Every line of the records that holds the word "this" should be copied.

## Interface dataset entries
-------

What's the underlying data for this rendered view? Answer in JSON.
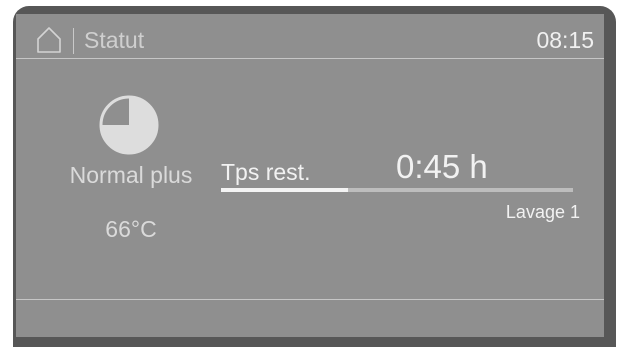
{
  "header": {
    "title": "Statut",
    "time": "08:15"
  },
  "program": {
    "name": "Normal plus",
    "temperature": "66°C",
    "icon": "pie-progress-icon",
    "icon_fraction_remaining": 0.25
  },
  "remaining": {
    "label": "Tps rest.",
    "value": "0:45 h",
    "progress_fraction": 0.36,
    "phase": "Lavage 1"
  },
  "colors": {
    "frame": "#575757",
    "screen": "#8f8f8f",
    "text_primary": "#f2f2f2",
    "text_secondary": "#d5d5d5",
    "progress_fill": "#f4f4f4",
    "progress_track": "#bdbdbd"
  }
}
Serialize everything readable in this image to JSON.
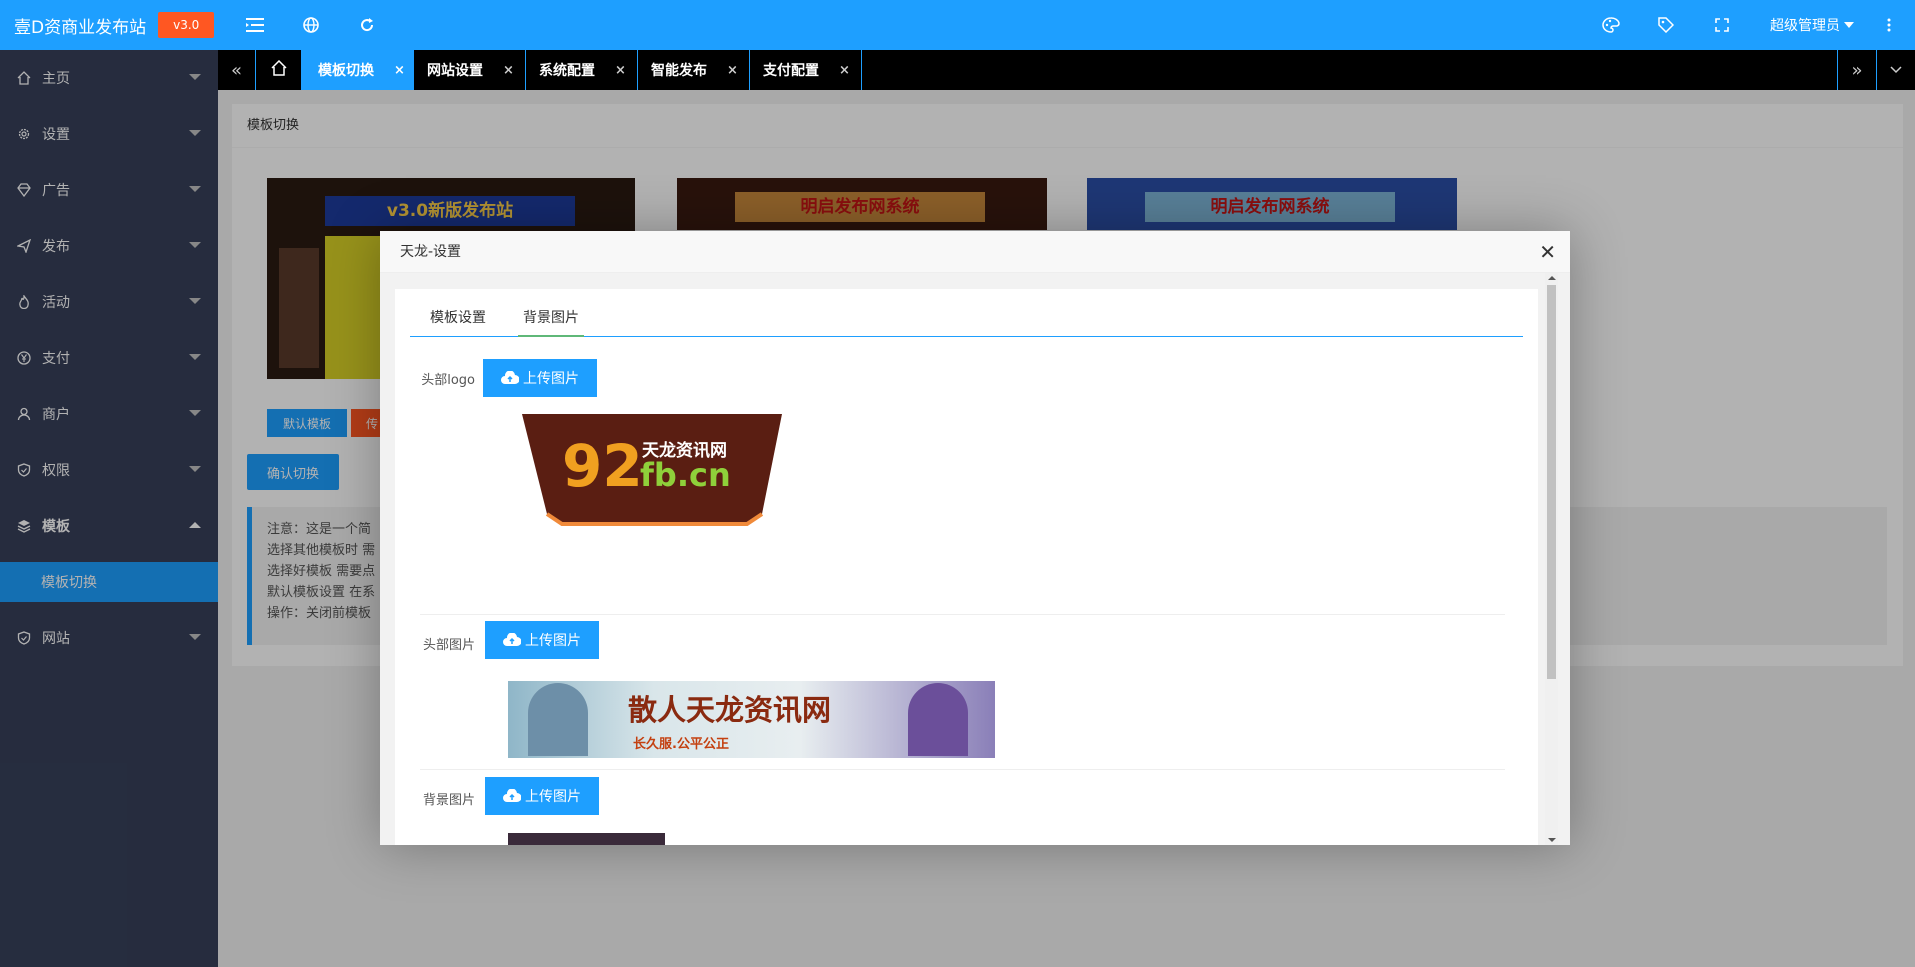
{
  "brand": {
    "title": "壹D资商业发布站",
    "version": "v3.0"
  },
  "header": {
    "user": "超级管理员"
  },
  "sidebar": {
    "items": [
      {
        "label": "主页",
        "icon": "home-icon"
      },
      {
        "label": "设置",
        "icon": "gear-icon"
      },
      {
        "label": "广告",
        "icon": "diamond-icon"
      },
      {
        "label": "发布",
        "icon": "send-icon"
      },
      {
        "label": "活动",
        "icon": "fire-icon"
      },
      {
        "label": "支付",
        "icon": "yen-icon"
      },
      {
        "label": "商户",
        "icon": "user-icon"
      },
      {
        "label": "权限",
        "icon": "shield-icon"
      },
      {
        "label": "模板",
        "icon": "layers-icon"
      },
      {
        "label": "网站",
        "icon": "shield-icon"
      }
    ],
    "active_sub": "模板切换"
  },
  "tabs": [
    {
      "label": "模板切换"
    },
    {
      "label": "网站设置"
    },
    {
      "label": "系统配置"
    },
    {
      "label": "智能发布"
    },
    {
      "label": "支付配置"
    }
  ],
  "main": {
    "panel_title": "模板切换",
    "default_btn": "默认模板",
    "orange_btn": "传",
    "confirm_btn": "确认切换",
    "notice": [
      "注意：这是一个简",
      "选择其他模板时 需",
      "选择好模板 需要点",
      "默认模板设置 在系",
      "操作：关闭前模板"
    ],
    "thumb1_text": "v3.0新版发布站",
    "thumb2_text": "明启发布网系统",
    "thumb3_text": "明启发布网系统"
  },
  "modal": {
    "title": "天龙-设置",
    "tabs": [
      "模板设置",
      "背景图片"
    ],
    "rows": [
      {
        "label": "头部logo",
        "button": "上传图片"
      },
      {
        "label": "头部图片",
        "button": "上传图片"
      },
      {
        "label": "背景图片",
        "button": "上传图片"
      }
    ],
    "logo_line1": "天龙资讯网",
    "logo_num": "92",
    "logo_dom": "fb.cn",
    "banner_title": "散人天龙资讯网",
    "banner_sub": "长久服.公平公正"
  },
  "colors": {
    "accent": "#1e9fff",
    "sidebar": "#37405a",
    "orange": "#ff5722"
  }
}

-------

## Response area
What's the underlying data for this rendered view? Answer in JSON.
Serialize everything readable in this image to JSON.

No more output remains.